A British SAS soldier who died fighting Islamic State in Syria was killed by friendly fire and not in a roadside bomb, as was previously believed.
Sergeant Matt Tonroe died last year alongside US commando Master Sergeant Jonathan J Dunbar while on a joint operation with American special forces.
The Pentagon blamed their deaths on an improvised explosive device (IED) in a statement released days after the incident in March 2018.
But an investigation into the blast in Manbij, northern Syria, has concluded Sgt Tonroe was killed by an explosive carried by a colleague.
Investigators could not rule out the possibility that a grenade carried by another coalition soldier killed both men, according to The Morning Star newspaper.

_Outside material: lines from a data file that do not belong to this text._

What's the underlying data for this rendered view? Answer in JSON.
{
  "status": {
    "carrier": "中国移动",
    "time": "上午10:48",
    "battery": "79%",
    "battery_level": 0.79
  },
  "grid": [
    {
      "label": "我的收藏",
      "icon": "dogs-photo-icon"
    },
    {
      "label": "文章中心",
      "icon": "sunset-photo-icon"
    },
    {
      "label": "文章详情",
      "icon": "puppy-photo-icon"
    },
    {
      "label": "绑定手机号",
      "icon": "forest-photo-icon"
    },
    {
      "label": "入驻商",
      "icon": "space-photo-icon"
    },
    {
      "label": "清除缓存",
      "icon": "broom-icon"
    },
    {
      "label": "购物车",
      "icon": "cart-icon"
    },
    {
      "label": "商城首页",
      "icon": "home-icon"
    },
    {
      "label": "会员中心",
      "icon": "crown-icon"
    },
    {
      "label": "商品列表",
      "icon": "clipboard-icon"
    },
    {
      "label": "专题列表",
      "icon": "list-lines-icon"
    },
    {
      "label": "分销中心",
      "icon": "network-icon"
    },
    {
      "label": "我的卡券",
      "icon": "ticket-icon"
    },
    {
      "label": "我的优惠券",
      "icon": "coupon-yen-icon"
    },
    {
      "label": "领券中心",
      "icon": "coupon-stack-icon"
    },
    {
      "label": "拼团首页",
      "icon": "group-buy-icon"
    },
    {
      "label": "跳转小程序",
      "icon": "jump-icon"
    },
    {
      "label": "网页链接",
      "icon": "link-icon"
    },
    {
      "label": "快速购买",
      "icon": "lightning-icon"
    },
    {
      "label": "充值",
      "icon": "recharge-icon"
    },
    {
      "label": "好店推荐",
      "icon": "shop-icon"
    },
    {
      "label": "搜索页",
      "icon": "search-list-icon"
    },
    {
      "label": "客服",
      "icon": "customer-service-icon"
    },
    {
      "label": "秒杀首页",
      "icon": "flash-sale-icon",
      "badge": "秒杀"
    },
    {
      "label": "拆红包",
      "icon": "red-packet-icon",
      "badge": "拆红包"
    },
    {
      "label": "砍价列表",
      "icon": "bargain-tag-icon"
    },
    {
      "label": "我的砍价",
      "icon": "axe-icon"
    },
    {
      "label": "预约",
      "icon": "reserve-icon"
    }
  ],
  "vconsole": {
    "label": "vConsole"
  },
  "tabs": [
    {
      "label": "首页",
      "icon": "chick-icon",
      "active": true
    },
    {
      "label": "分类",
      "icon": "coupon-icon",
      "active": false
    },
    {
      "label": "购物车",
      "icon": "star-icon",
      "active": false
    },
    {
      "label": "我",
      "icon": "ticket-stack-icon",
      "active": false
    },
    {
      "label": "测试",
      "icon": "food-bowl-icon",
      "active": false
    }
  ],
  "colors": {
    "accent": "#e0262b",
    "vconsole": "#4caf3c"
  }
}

A Ministry of Defence spokesman said: "Sergeant Matt Tonroe died from blast injuries caused by an explosion during a military operation.
"It was initially believed that Sgt Tonroe was killed by enemy action, however subsequent investigation concluded that Sgt Tonroe was killed by the accidental detonation of explosives carried by coalition forces.
"Our thoughts continue to be with Sgt Tonroe's family and friends."
Sgt Tonroe was the only British soldier killed in active duty during operations against IS.